The trio has been at the forefront of developing the project to explore Europa. Schmidt, a former postdoctoral fellow at the institute and current assistant professor at the Georgia Institute of Technology, said landing on Jupiter’s moon would provide valuable information that is impossible to gather from a distance.

“[The mission] would create science opportunities that could not be achieved through flyby or orbital remote sensing, with direct relevance to Europa’s potential habitability,” Schmidt said.

Schmidt said the trio discussed the suggested science objectives and investigations for a Europa lander mission, along with a model planning payload of instruments that could address specific objectives. In discussions, the trio summarized the science of a Europa lander concept, as developed by the NASA-commissioned Science Definition Team.

Currently, the three scientists working to plan specifics for the mission to ensure the spacecraft will be prepared to gather evidence upon landing.

Projects in Antarctica by UT researchers in the Institute for Geophysics could be affected by a summary of plans released by the National Science Foundation to improve research and facilities in the United States Antarctic Program.

The National Science Foundation released the report, “More and Better Science in Antarctica Through Increased Logistical Effectiveness,” last week as a response to ten recommendations made by the U.S. Air Force Blue Ribbon Panel. The panel was put in place to conduct an independent review of policy and advise the agency on how to improve its logistical capabilities.

UT Research scientist associate, Joseph MacGregor, said he understands why the foundation has chosen to take this approach given the challenging budget situation.

“Program managers and proposal review panels already consider the logistics burdens of proposal projects, although the latter group does so perhaps more indirectly than the former,” Macgregor said. “Reviewing the scientific merit of proposals is already a lot of work, so I’m concerned that requiring a more formal review of logistics costs will shift added burden to scientists if it is not implemented effectively.”
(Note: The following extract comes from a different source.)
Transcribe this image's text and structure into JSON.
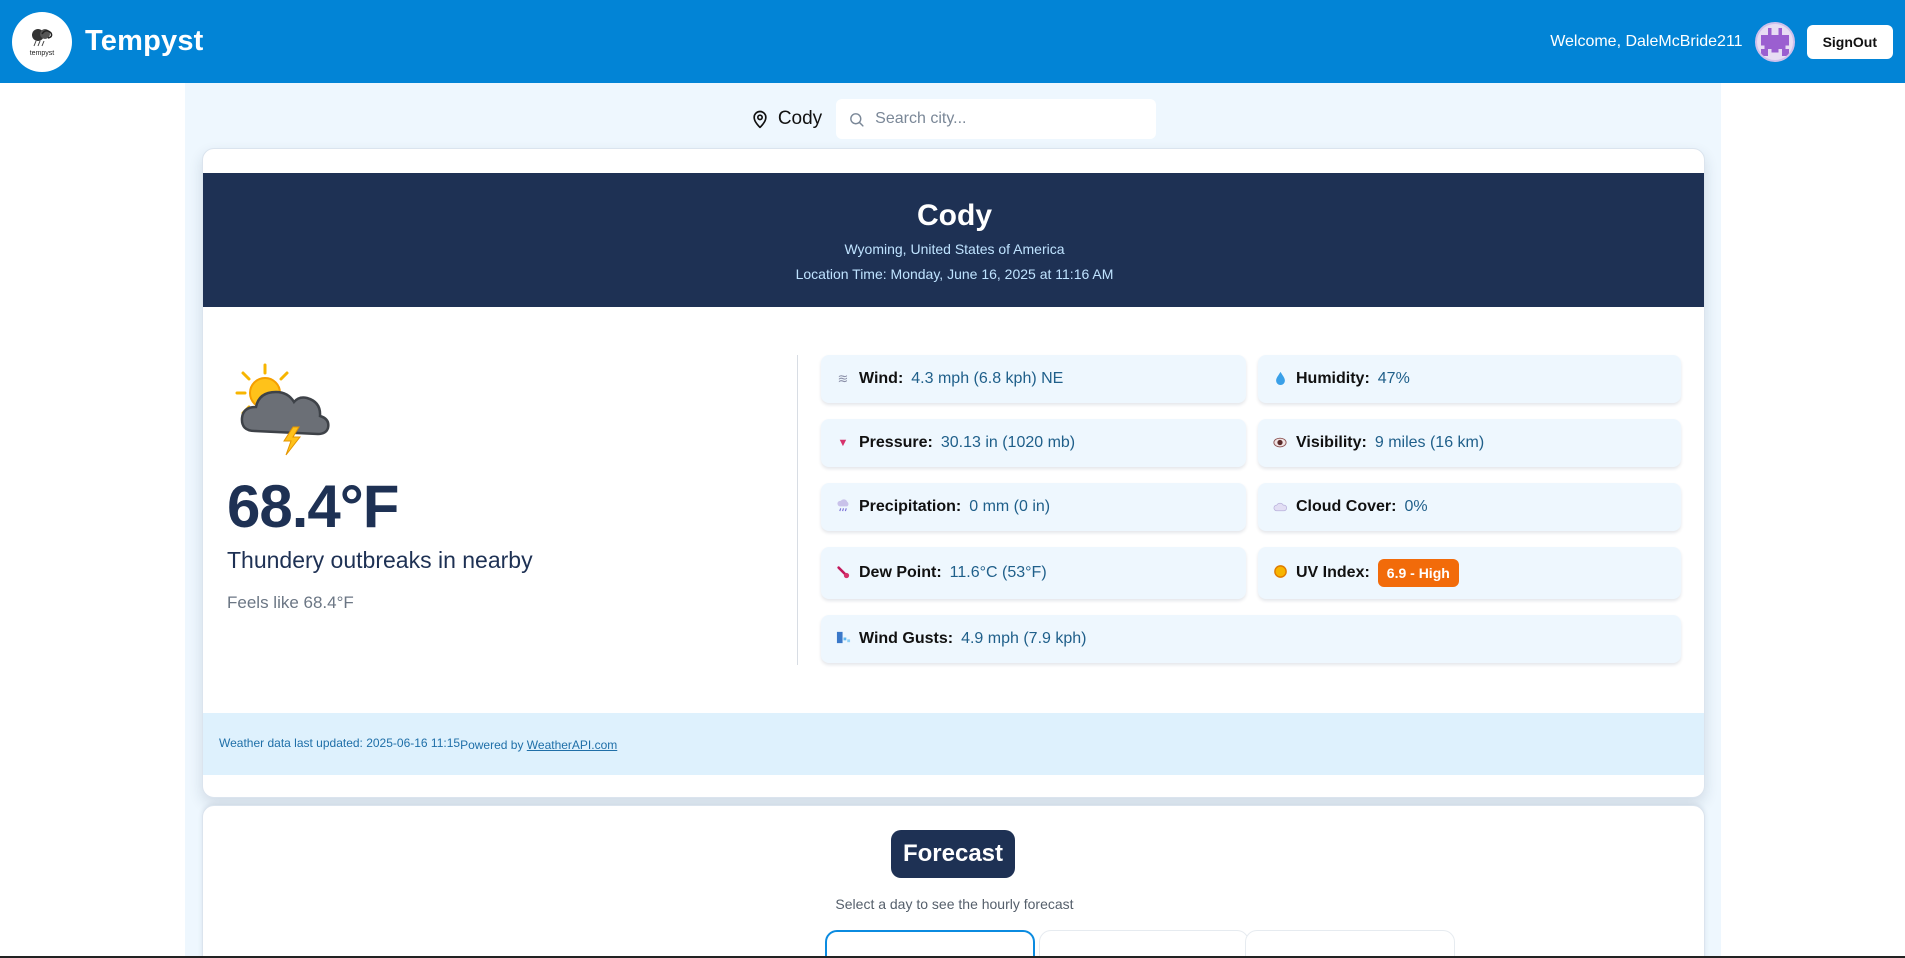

The report indicated the foundation has already begun implementing many of the cost-saving ideas proposed by the Blue Ribbon Panel. 

According to UT research scientist associate, Britney Schmidt, most of the logistical costs are for maintaining sites, which is necessary, and not due the impact of any one grant.
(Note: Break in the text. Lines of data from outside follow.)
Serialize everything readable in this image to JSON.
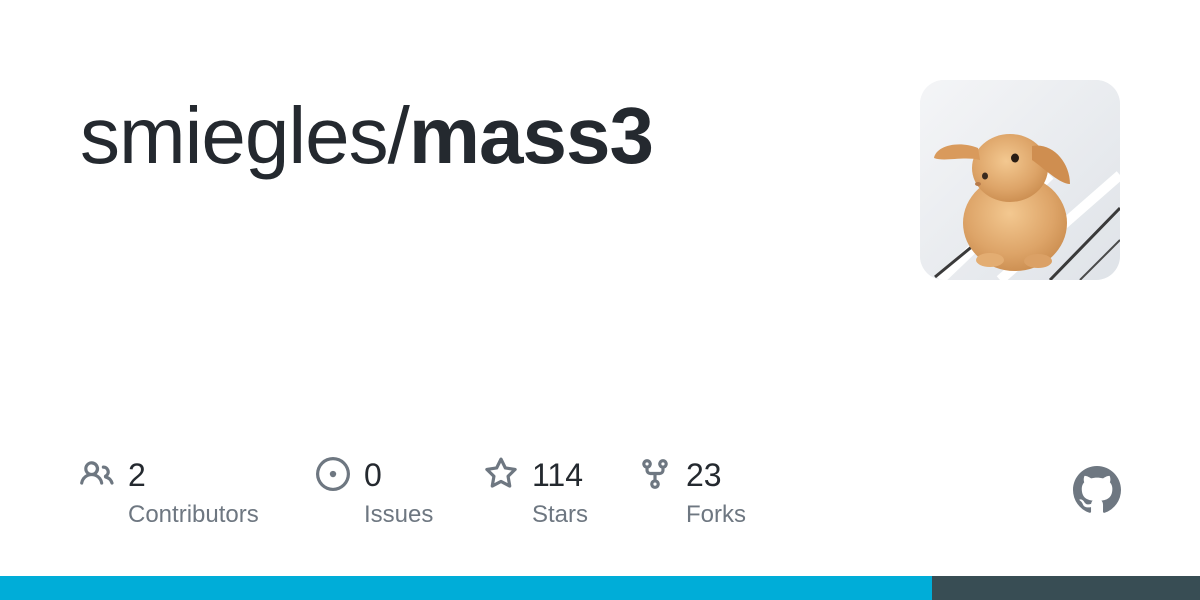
{
  "repo": {
    "owner": "smiegles/",
    "name": "mass3"
  },
  "stats": [
    {
      "value": "2",
      "label": "Contributors",
      "icon": "people-icon"
    },
    {
      "value": "0",
      "label": "Issues",
      "icon": "issue-opened-icon"
    },
    {
      "value": "114",
      "label": "Stars",
      "icon": "star-icon"
    },
    {
      "value": "23",
      "label": "Forks",
      "icon": "repo-forked-icon"
    }
  ],
  "avatar": {
    "icon": "owner-avatar-bunny"
  },
  "brand_icon": "github-mark-icon",
  "languages": [
    {
      "fraction": 0.777,
      "color": "#00ADD8"
    },
    {
      "fraction": 0.223,
      "color": "#384D54"
    }
  ],
  "colors": {
    "title": "#24292f",
    "muted": "#6e7781",
    "icon": "#6e7781"
  }
}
“Of course there are probably ways to cut back, but I think we’re in a climate of cutting for cutting’s sake, and at some point, you start cutting out the ability to do great science,” Schmidt said.
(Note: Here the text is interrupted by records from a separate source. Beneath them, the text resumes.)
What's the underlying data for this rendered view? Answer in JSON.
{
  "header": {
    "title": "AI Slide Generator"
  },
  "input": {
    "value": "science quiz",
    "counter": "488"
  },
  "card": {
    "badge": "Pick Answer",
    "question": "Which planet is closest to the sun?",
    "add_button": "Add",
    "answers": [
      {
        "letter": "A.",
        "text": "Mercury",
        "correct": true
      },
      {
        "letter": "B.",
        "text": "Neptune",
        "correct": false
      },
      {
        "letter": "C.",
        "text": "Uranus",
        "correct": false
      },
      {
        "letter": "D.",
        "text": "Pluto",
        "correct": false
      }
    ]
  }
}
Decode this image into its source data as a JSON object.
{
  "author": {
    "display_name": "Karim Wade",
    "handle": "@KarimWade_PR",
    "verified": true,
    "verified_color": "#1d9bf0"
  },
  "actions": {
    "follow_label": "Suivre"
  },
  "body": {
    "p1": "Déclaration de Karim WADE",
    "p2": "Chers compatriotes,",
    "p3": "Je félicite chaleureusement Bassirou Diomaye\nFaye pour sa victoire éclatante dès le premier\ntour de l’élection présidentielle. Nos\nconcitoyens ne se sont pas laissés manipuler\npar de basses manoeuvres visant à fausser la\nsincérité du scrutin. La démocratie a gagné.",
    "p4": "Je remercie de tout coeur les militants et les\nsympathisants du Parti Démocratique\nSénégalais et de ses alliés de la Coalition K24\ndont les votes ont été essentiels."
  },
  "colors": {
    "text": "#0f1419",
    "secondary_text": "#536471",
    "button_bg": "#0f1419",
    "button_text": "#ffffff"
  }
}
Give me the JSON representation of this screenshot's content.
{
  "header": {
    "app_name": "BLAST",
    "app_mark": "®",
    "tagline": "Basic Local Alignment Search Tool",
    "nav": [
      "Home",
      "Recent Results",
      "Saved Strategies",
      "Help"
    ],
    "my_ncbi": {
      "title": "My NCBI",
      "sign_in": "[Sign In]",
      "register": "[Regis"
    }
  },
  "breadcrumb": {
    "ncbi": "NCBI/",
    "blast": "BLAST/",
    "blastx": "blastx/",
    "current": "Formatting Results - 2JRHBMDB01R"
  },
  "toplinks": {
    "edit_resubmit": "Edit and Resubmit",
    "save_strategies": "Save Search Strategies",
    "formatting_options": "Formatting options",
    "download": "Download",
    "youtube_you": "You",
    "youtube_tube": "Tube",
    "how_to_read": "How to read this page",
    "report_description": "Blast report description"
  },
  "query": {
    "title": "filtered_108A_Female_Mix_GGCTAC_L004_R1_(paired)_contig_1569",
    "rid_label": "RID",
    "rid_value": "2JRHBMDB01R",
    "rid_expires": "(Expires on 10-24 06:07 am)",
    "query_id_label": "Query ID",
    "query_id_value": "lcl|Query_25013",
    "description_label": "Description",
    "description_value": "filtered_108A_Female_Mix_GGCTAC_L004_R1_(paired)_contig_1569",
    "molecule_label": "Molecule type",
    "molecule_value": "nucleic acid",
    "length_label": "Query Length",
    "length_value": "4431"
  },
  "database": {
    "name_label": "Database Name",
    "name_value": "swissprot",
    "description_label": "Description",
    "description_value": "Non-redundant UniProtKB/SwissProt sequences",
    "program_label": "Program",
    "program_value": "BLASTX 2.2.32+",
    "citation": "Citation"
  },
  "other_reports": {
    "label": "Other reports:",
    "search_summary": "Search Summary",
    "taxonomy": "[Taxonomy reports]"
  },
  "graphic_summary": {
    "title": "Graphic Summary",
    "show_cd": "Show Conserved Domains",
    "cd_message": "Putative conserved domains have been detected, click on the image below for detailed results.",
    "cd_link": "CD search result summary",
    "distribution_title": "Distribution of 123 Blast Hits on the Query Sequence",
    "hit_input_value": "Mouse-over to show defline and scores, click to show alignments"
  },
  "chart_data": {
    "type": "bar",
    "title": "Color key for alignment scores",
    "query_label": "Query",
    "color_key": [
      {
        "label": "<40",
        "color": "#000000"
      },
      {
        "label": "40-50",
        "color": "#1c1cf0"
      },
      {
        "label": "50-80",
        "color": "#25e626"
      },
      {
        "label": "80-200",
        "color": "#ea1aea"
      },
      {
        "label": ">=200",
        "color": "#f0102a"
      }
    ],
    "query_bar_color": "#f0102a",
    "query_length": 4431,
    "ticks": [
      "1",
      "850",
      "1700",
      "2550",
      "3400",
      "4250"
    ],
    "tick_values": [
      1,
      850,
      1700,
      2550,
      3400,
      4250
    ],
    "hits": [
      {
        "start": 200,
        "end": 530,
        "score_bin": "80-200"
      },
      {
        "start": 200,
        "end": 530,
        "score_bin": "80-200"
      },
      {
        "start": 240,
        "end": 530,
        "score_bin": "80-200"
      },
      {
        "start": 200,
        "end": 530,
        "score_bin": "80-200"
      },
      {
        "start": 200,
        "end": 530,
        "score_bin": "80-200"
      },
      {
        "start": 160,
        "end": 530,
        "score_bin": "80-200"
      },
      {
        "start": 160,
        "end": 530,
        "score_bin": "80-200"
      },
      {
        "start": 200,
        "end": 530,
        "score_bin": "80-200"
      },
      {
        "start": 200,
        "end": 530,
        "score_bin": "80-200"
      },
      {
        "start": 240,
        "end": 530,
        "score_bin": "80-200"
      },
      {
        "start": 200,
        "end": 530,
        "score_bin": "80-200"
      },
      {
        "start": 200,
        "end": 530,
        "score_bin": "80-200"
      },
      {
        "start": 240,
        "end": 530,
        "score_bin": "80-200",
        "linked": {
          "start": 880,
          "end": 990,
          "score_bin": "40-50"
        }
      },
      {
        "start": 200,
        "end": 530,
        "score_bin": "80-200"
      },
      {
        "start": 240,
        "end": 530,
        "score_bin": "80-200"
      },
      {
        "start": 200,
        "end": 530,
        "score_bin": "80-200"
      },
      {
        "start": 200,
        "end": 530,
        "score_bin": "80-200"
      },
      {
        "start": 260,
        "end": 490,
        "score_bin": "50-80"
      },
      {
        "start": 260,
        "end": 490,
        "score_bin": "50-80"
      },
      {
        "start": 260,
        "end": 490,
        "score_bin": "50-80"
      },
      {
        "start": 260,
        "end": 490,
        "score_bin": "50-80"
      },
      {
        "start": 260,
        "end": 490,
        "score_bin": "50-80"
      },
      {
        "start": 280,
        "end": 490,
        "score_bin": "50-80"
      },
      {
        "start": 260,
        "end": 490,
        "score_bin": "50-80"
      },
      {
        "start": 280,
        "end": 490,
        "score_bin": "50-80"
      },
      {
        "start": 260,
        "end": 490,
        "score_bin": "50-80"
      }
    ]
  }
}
Representatives of the foundation are considering ways to reduce the size of its ice-equipped aircraft fleet, which has become costly. Schmidt said this year there were already too few flights scheduled for the C17 aircraft impacting everyone on site.

“This impacted everyone because science equipment was late, which can extend or prevent program operation,” Schmidt said. “By saving a few flights' cost, you might actually lose more money by having to have more people around the site for longer, or by having to have a second season for some programs that can’t finish their objectives. Or worse, not having the ability for programs to finish their objectives, which has all kinds of costs you might not be able to put on a line item.”

Forcing principal investigators and review panels to consider the cost effectiveness of their institution’s proposed work is concerning to senior research scientist Don Blankenship.

“There is no way an individual [principal investigators] can accommodate the full spectrum of these imperatives within a particular proposal and if we tried to address those issues there would be significant push back by our reviewers as well as the administrators overseeing the proposal process,” Blankenship said. “The bottom line here is that we will continue to propose work that is justifiably efficient within the NSF operational system as we understand it.”